Daniel Abrahamson, JD, KC, KC, KS, Passes Away
Dan lived his life with passion and humor. He deeply cared for Stephanie, their three children Riley, Nolan and Reese as well as many close friends who made up his lifelong family.
His scholarship covers architecture, economics and society from the 18th through 20th centuries. He is the author of Obsolescence: An Architectural History (University of Chicago Press 2016) as well as several articles about American welfare states as well as evidence and narrative in architectural history.
Early Life and Education
Daniel Abrahamson gained experience working on complex cases as a law clerk at the United States District Court for the Northern District of Texas. Later he joined Dallas County District Attorney’s Office where his practice focused on misdemeanor and felony trials.
He has taught at Yale, Fisk and Hastings colleges of law; conducted research in various legal fields; published several articles and lectured extensively about criminal justice and capital punishment issues.
He holds both his B.A. from Yale University and J.D. from New York University School of Law, respectively. Currently he works at Munck Wilson Mandala’s South Austin office as part of their litigation practice group.
Abrahamson earned his Bachelor of Arts at Yale, Master of Arts degree at Oxford as a Keasbey Scholar, and Juris Doctor degree from New York University School of Law as a Root-Tilden Scholar. Additionally, he is currently teaching upper level seminars on legal and social implications associated with drug prohibition at UC Berkeley as an adjunct professor of law.

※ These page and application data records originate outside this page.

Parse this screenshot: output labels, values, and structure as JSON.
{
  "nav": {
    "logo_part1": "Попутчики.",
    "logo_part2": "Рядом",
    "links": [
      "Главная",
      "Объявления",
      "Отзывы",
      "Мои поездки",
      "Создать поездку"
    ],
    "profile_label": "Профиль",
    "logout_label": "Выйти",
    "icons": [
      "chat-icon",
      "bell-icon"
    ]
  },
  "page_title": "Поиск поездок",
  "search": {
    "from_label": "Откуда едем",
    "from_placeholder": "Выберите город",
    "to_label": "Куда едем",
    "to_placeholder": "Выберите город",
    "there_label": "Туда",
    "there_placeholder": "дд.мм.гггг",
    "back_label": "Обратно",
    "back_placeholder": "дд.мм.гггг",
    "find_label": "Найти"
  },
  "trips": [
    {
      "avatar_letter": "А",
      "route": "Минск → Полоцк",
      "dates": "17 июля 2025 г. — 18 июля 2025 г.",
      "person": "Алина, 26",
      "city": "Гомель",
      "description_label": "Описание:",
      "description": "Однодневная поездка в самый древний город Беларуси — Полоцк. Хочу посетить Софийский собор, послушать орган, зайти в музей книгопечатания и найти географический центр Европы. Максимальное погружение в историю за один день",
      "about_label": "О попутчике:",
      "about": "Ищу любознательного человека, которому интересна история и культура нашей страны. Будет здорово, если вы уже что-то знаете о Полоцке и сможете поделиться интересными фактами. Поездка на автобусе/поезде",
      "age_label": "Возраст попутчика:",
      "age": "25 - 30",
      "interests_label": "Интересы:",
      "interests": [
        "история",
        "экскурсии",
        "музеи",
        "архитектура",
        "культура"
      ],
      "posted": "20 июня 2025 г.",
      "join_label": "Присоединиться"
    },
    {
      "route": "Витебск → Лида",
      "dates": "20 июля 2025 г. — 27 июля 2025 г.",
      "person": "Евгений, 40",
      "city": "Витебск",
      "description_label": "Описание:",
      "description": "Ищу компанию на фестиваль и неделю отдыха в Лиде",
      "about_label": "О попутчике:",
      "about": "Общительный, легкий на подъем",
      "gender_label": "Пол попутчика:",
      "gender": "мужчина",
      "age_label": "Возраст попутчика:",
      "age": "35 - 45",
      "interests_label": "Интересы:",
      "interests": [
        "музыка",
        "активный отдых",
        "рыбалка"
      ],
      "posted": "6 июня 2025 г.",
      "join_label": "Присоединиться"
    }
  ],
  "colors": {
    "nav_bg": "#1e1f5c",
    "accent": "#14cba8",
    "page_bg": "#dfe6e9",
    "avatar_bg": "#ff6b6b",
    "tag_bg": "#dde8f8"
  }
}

He has extensive litigation and policy reform experience in state and federal courts, co-writing numerous state and local drug policy initiatives such as California’s Treatment-instead-of-incarceration law. For his efforts he received a Robert Wood Johnson Fellowship to develop leadership for substance abuse reduction. With a passion for helping those in need and an admiration of nature at his core.
Achievement and Honors
Ruth Bader Ginsburg of the Supreme Court described Abrahamson as one of “the very best, courageous, sage and least self-regarding jurists she had known”. Hundreds crowded into the state Capitol rotunda to hear and applaud Ruth Bader Ginsburg’s words and applause her performance.
Speakers at her funeral included Democratic Governor Tony Evers and Jim Doyle, former governor whose father hired her at his law firm. Speakers described her as an outspoken supporter of women’s rights as well as fundamental constitutional freedoms.
Abramson’s scholarship centers on architectural, social, and economic history of Britain and America from the eighteenth to twentieth centuries with particular attention paid to issues of obsolescence: An Architectural History and Building the Bank of England. His research utilizes primary sources.
Up until recently, the federal government had not prioritized prosecuting individuals who grow small amounts of marijuana for personal use; however, with the high court’s ruling this may now change.
Dan Abrahamson is a Principal Attorney with Munck Wilson Mandala’s Litigation Practice in South Austin. With more than 10 years of litigation experience in both state and federal courts – prosecuting criminal cases while representing state agencies through the Texas Attorney General’s office as an Assistant AG Assistant Attorney General – Mr. Abrahamson brings vast litigation expertise to Munck Wilson Mandala’s litigation practice in South Austin.
He has extensive experience handling complex matters in employment and securities litigation as well as class action defense and intellectual property disputes. Additionally, he holds legal admission in both Texas and Washington as well as membership of the American Bar Association.
Abrahamson hails from Lawrence, Kansas – an idyllic college town known for its impressive pipe organ at First United Methodist Church thanks to Reuter Organ Co.’s handcrafted instruments made specifically for churches and concert halls over its 105 year history. Additionally, he offers law courses on criminal justice and capital punishment at Yale University, Fisk University, and Hastings College of the Law.
He first made his acting debut in 2012 on Diary of a Wimpy Kid: Dog Days and has gone on to appear in short films such as Come Home Soon and Brother. Additionally, he can be found as Tyson Burr in Netflix’s Canadian-American science fiction series Travelers as well as being a trained martial artist with an unbeaten professional MMA and Muay Thai kickboxing record of 1-1-0.